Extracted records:
════

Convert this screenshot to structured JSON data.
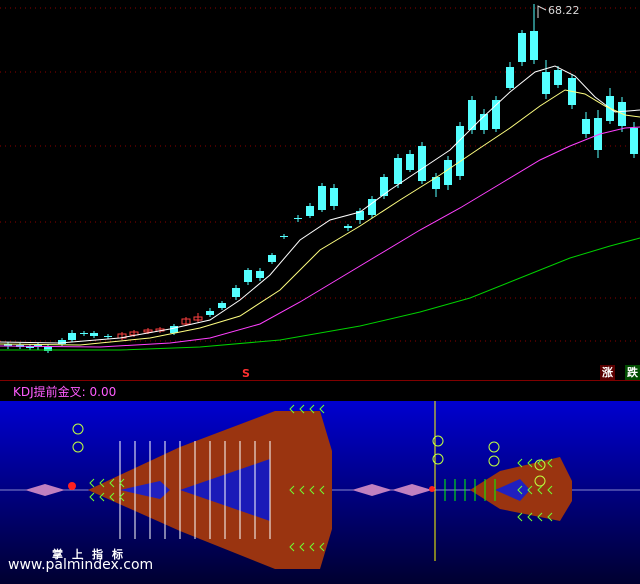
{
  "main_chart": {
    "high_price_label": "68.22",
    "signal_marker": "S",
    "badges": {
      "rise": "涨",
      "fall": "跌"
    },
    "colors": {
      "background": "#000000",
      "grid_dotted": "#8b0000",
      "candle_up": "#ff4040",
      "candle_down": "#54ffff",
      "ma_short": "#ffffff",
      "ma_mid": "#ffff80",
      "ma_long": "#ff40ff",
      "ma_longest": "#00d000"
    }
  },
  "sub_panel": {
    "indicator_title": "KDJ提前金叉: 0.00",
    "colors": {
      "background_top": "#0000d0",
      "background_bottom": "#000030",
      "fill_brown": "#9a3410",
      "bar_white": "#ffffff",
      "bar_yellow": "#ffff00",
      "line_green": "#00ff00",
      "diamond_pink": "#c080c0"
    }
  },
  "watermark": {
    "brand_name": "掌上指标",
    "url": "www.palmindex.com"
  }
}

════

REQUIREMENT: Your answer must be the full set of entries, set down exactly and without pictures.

TASK RESULT:
Convert this screenshot to structured JSON data.
{
  "main_chart": {
    "high_price_label": "68.22",
    "signal_marker": "S",
    "badges": {
      "rise": "涨",
      "fall": "跌"
    },
    "colors": {
      "background": "#000000",
      "grid_dotted": "#8b0000",
      "candle_up": "#ff4040",
      "candle_down": "#54ffff",
      "ma_short": "#ffffff",
      "ma_mid": "#ffff80",
      "ma_long": "#ff40ff",
      "ma_longest": "#00d000"
    }
  },
  "sub_panel": {
    "indicator_title": "KDJ提前金叉: 0.00",
    "colors": {
      "background_top": "#0000d0",
      "background_bottom": "#000030",
      "fill_brown": "#9a3410",
      "bar_white": "#ffffff",
      "bar_yellow": "#ffff00",
      "line_green": "#00ff00",
      "diamond_pink": "#c080c0"
    }
  },
  "watermark": {
    "brand_name": "掌上指标",
    "url": "www.palmindex.com"
  }
}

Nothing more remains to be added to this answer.